What are the components of a solar panel system?
At Green Solar Technologies, we make solar look easy. But have you ever wanted to hear a breakdown of all the components that make up solar panels? Even though it may seem like magic, it’s actually science and engineering. There are 5 key components in a home solar panel system: solar panels, an inverter, an electrical panel, the power grid, and the sun. In this blog, we'll walk you through how each component works together to create a complete solar panel system.
1. Solar Energy is harnessed from the sun
Every solar system collects energy from the sun. A solar system does not create the energy, but instead converts energy from the sun into electricity your home can use. A standard solar panel consists of a layer of silicon cells, a metal frame, a glass casing, and various wiring to allow current to flow from the silicon cells. Silicon is a nonmetal with conductive properties that allow it to absorb and convert sunlight into electricity. When light interacts with a silicon cell, it causes electrons to be set into motion, which initiates a flow of electric current. This is known as the “photovoltaic effect,” and it describes the general functionality of solar panel technology. That means as long as the sun is shining, your panels can generate energy. Even on cloudy days, your panels can still generate electricity thanks to the sun's rays breaking through the clouds.
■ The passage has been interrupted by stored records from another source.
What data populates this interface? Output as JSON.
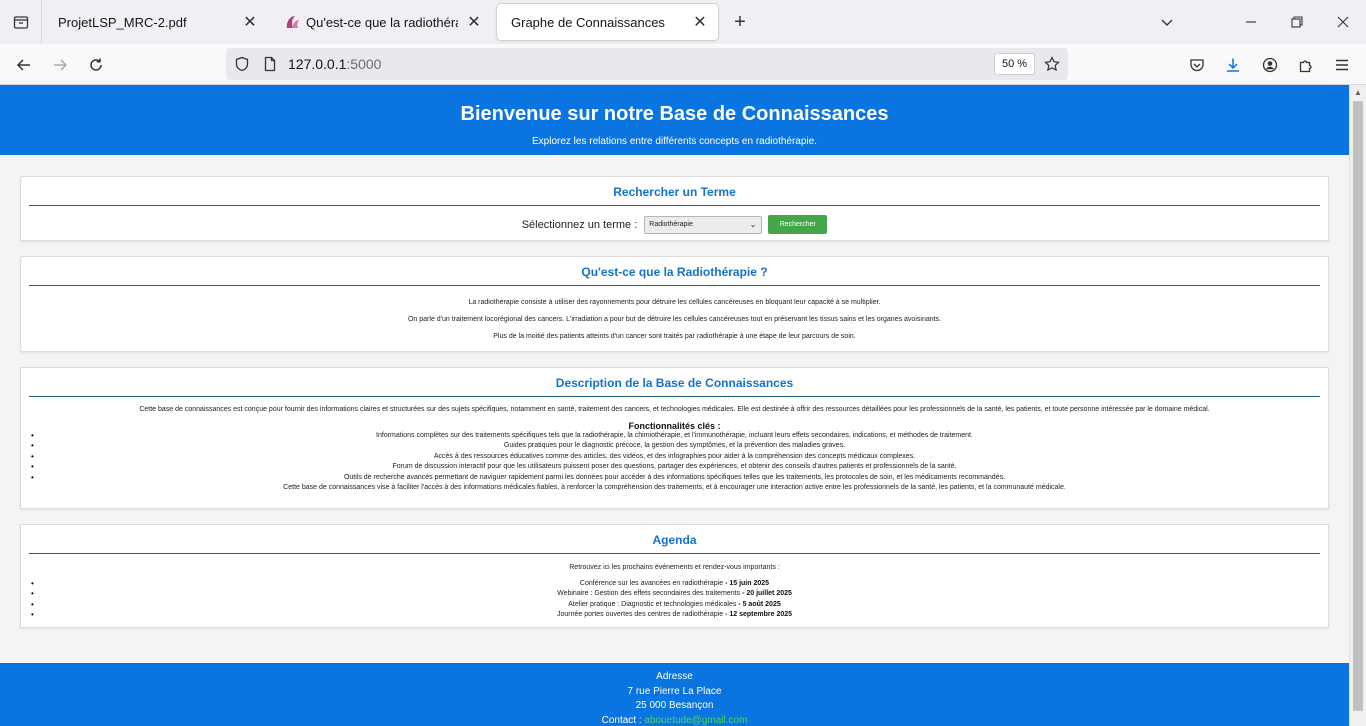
{
  "browser": {
    "tabs": [
      {
        "title": "ProjetLSP_MRC-2.pdf",
        "active": false
      },
      {
        "title": "Qu'est-ce que la radiothérapie ?",
        "active": false
      },
      {
        "title": "Graphe de Connaissances",
        "active": true
      }
    ],
    "url_host": "127.0.0.1",
    "url_port": ":5000",
    "zoom": "50 %"
  },
  "header": {
    "title": "Bienvenue sur notre Base de Connaissances",
    "subtitle": "Explorez les relations entre différents concepts en radiothérapie."
  },
  "search": {
    "heading": "Rechercher un Terme",
    "label": "Sélectionnez un terme :",
    "selected_term": "Radiothérapie",
    "button": "Rechercher"
  },
  "about": {
    "heading": "Qu'est-ce que la Radiothérapie ?",
    "paragraphs": [
      "La radiothérapie consiste à utiliser des rayonnements pour détruire les cellules cancéreuses en bloquant leur capacité à se multiplier.",
      "On parle d'un traitement locorégional des cancers. L'irradiation a pour but de détruire les cellules cancéreuses tout en préservant les tissus sains et les organes avoisinants.",
      "Plus de la moitié des patients atteints d'un cancer sont traités par radiothérapie à une étape de leur parcours de soin."
    ]
  },
  "description": {
    "heading": "Description de la Base de Connaissances",
    "intro": "Cette base de connaissances est conçue pour fournir des informations claires et structurées sur des sujets spécifiques, notamment en santé, traitement des cancers, et technologies médicales. Elle est destinée à offrir des ressources détaillées pour les professionnels de la santé, les patients, et toute personne intéressée par le domaine médical.",
    "features_title": "Fonctionnalités clés :",
    "features": [
      "Informations complètes sur des traitements spécifiques tels que la radiothérapie, la chimiothérapie, et l'immunothérapie, incluant leurs effets secondaires, indications, et méthodes de traitement.",
      "Guides pratiques pour le diagnostic précoce, la gestion des symptômes, et la prévention des maladies graves.",
      "Accès à des ressources éducatives comme des articles, des vidéos, et des infographies pour aider à la compréhension des concepts médicaux complexes.",
      "Forum de discussion interactif pour que les utilisateurs puissent poser des questions, partager des expériences, et obtenir des conseils d'autres patients et professionnels de la santé.",
      "Outils de recherche avancés permettant de naviguer rapidement parmi les données pour accéder à des informations spécifiques telles que les traitements, les protocoles de soin, et les médicaments recommandés."
    ],
    "outro": "Cette base de connaissances vise à faciliter l'accès à des informations médicales fiables, à renforcer la compréhension des traitements, et à encourager une interaction active entre les professionnels de la santé, les patients, et la communauté médicale."
  },
  "agenda": {
    "heading": "Agenda",
    "intro": "Retrouvez ici les prochains événements et rendez-vous importants :",
    "events": [
      {
        "name": "Conférence sur les avancées en radiothérapie",
        "date": "15 juin 2025"
      },
      {
        "name": "Webinaire : Gestion des effets secondaires des traitements",
        "date": "20 juillet 2025"
      },
      {
        "name": "Atelier pratique : Diagnostic et technologies médicales",
        "date": "5 août 2025"
      },
      {
        "name": "Journée portes ouvertes des centres de radiothérapie",
        "date": "12 septembre 2025"
      }
    ],
    "separator": " - "
  },
  "footer": {
    "address_label": "Adresse",
    "street": "7 rue Pierre La Place",
    "city": "25 000 Besançon",
    "contact_label": "Contact : ",
    "email": "abouetude@gmail.com"
  },
  "colors": {
    "brand_blue": "#0a75e0",
    "heading_blue": "#1572c9",
    "button_green": "#45a649",
    "email_green": "#4ed26a"
  }
}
2. Solar Panels absorb sunlight
The photovoltaic process begins with the silicon photovoltaic solar cell absorbing solar radiation. From there, the sun’s rays interact with the silicon cell and electrons begin to move, creating a flow of electric current. The panels generate direct current (DC) electricity when sunlight touches it. The amount of electricity a panel can generate depends on many factors, including but not limited to, the type of panel, placement of panel, time of day, and temperature. The best way to determine the amount of energy a panel can produce is by looking at the efficiency rating. Basically, the higher the efficiency rating, the greater the potential is for more energy production.
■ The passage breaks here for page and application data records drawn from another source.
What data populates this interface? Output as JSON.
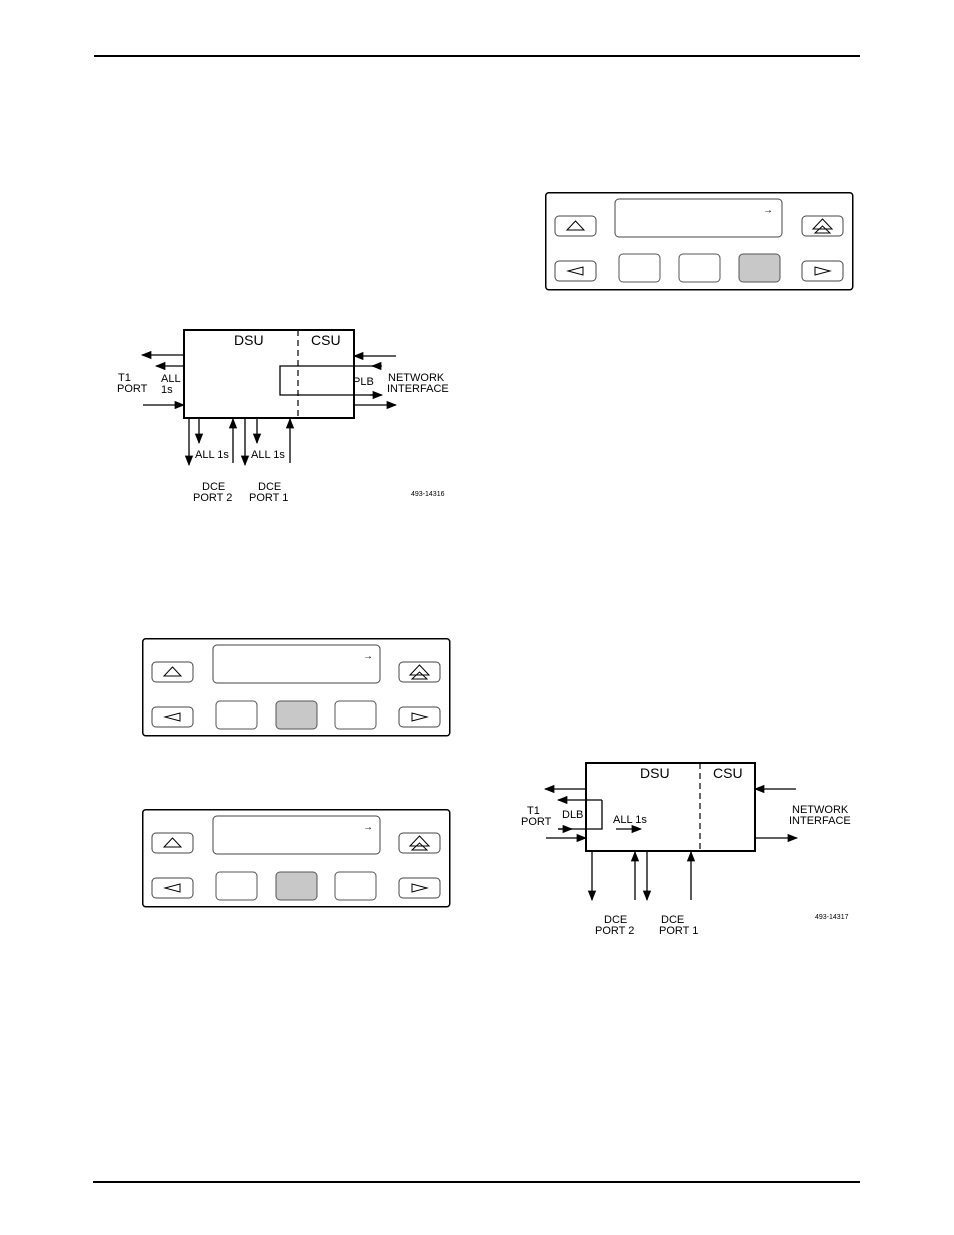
{
  "page": {
    "header_rule": true,
    "footer_rule": true
  },
  "panels": [
    {
      "id": "panel-1",
      "display_text": "",
      "cursor_glyph": "→",
      "function_keys": [
        {
          "label": "",
          "pressed": false
        },
        {
          "label": "",
          "pressed": false
        },
        {
          "label": "",
          "pressed": true
        }
      ],
      "nav_keys": {
        "up": "up-triangle-icon",
        "top": "double-up-triangle-icon",
        "left": "left-triangle-icon",
        "right": "right-triangle-icon"
      }
    },
    {
      "id": "panel-2",
      "display_text": "",
      "cursor_glyph": "→",
      "function_keys": [
        {
          "label": "",
          "pressed": false
        },
        {
          "label": "",
          "pressed": true
        },
        {
          "label": "",
          "pressed": false
        }
      ]
    },
    {
      "id": "panel-3",
      "display_text": "",
      "cursor_glyph": "→",
      "function_keys": [
        {
          "label": "",
          "pressed": false
        },
        {
          "label": "",
          "pressed": true
        },
        {
          "label": "",
          "pressed": false
        }
      ]
    }
  ],
  "colors": {
    "pressed_key": "#c8c8c8",
    "line": "#000000",
    "key_border": "#555555"
  },
  "diagrams": [
    {
      "id": "plb-diagram",
      "dsu_label": "DSU",
      "csu_label": "CSU",
      "t1_port_label": [
        "T1",
        "PORT"
      ],
      "all1s_left": [
        "ALL",
        "1s"
      ],
      "loop_label": "PLB",
      "network_label": [
        "NETWORK",
        "INTERFACE"
      ],
      "port_all1s_2": "ALL 1s",
      "port_all1s_1": "ALL 1s",
      "dce_port2_label": [
        "DCE",
        "PORT 2"
      ],
      "dce_port1_label": [
        "DCE",
        "PORT 1"
      ],
      "figure_id": "493-14316"
    },
    {
      "id": "dlb-diagram",
      "dsu_label": "DSU",
      "csu_label": "CSU",
      "t1_port_label": [
        "T1",
        "PORT"
      ],
      "loop_label": "DLB",
      "all1s_inner": "ALL 1s",
      "network_label": [
        "NETWORK",
        "INTERFACE"
      ],
      "dce_port2_label": [
        "DCE",
        "PORT 2"
      ],
      "dce_port1_label": [
        "DCE",
        "PORT 1"
      ],
      "figure_id": "493-14317"
    }
  ]
}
3. The Inverter converts the energy
Once the solar panels capture absorb DC electricity, it then must feed it to a solar inverter. The grid, and appliances in your home, run on alternating current (AC) electricity. Therefore, inverter must take the DC electricity collected from your panels and convert it into AC electricity in order for it to create usable power. There are two common types of inverters: string inverters and microinverters. A string inverter is mounted to the side of your home, and it collects all of the electricity generated by your system in one place. Microinverters are small components that are attached to the underside of each individual solar panel; which allows DC to be converted to AC right at the panel. GST offers both inverter systems, so for more information on which inverter system is right for you, talk to your solar adviser.
4. Your home is powered by solar
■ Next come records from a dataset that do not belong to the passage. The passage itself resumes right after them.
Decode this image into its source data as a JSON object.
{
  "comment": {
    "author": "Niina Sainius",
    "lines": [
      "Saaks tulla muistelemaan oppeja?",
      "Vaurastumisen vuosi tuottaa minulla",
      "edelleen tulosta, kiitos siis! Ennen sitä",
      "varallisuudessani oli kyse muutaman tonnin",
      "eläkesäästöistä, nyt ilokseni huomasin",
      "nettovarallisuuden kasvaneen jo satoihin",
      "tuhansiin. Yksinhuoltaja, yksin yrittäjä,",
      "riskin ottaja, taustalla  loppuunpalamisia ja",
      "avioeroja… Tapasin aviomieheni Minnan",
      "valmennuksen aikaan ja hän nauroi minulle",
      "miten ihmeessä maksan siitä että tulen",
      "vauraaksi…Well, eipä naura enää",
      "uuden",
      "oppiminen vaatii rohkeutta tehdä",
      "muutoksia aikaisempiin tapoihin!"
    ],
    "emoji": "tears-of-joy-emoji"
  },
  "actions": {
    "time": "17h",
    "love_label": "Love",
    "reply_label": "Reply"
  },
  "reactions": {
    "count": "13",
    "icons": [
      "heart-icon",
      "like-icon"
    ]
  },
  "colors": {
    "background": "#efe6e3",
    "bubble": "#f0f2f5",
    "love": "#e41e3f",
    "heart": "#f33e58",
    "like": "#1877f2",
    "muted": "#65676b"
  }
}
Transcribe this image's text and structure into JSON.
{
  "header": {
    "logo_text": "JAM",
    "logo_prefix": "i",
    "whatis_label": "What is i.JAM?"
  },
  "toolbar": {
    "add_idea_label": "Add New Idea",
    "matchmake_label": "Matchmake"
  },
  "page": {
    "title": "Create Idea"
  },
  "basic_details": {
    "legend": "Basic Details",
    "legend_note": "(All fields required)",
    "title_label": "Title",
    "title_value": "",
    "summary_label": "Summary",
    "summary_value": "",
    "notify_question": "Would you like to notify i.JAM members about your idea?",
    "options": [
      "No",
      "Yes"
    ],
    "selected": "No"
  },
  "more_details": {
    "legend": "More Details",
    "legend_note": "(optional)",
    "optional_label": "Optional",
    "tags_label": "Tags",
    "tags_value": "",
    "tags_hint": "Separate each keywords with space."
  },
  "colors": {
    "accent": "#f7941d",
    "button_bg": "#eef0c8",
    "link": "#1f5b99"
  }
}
Solar panels are hooked up to your home's electrical panel, which can distribute energy to your home as needed. So with this, the energy generated from your solar panels can be used to power your home. The electrical panel is connected to every appliance on your electrical system, such as your refrigerator, dishwasher, air conditioning system, or even your electric vehicle.
5. Power is sent to the grid
If your panels are generating more electricity than your home uses, excess energy can be sent to the grid. On the other hand, if you are using power at times when your panels aren't producing electricity, or using more energy than your panels produce, energy will be drawn from the grid. That's where the electric meter comes in. The meter measures the flow of electricity in and out of your home, allowing homeowners who have invested in solar to offset their energy bill every month.
Bonus: Store energy for later use with an Energy Storage System!
Rather than sending excess energy to the grid, an Energy Storage System (ESS) allows you to store excess electricity to be used at a later time. The energy stored by an ESS, such as a solar battery, can be used at any time of day, but is particularly helpful when your panels are not generating power (such as at night). In addition, you can rely on an ESS for uninterrupted power, even when the grid is down, so they come in handy if you're prone to power outages. This is an optional feature that can be added to your solar system.
For information tailored to your home, let us connect you with a dedicated Energy Advisor. There's never been a better time to go solar. Click here to get your free quote today!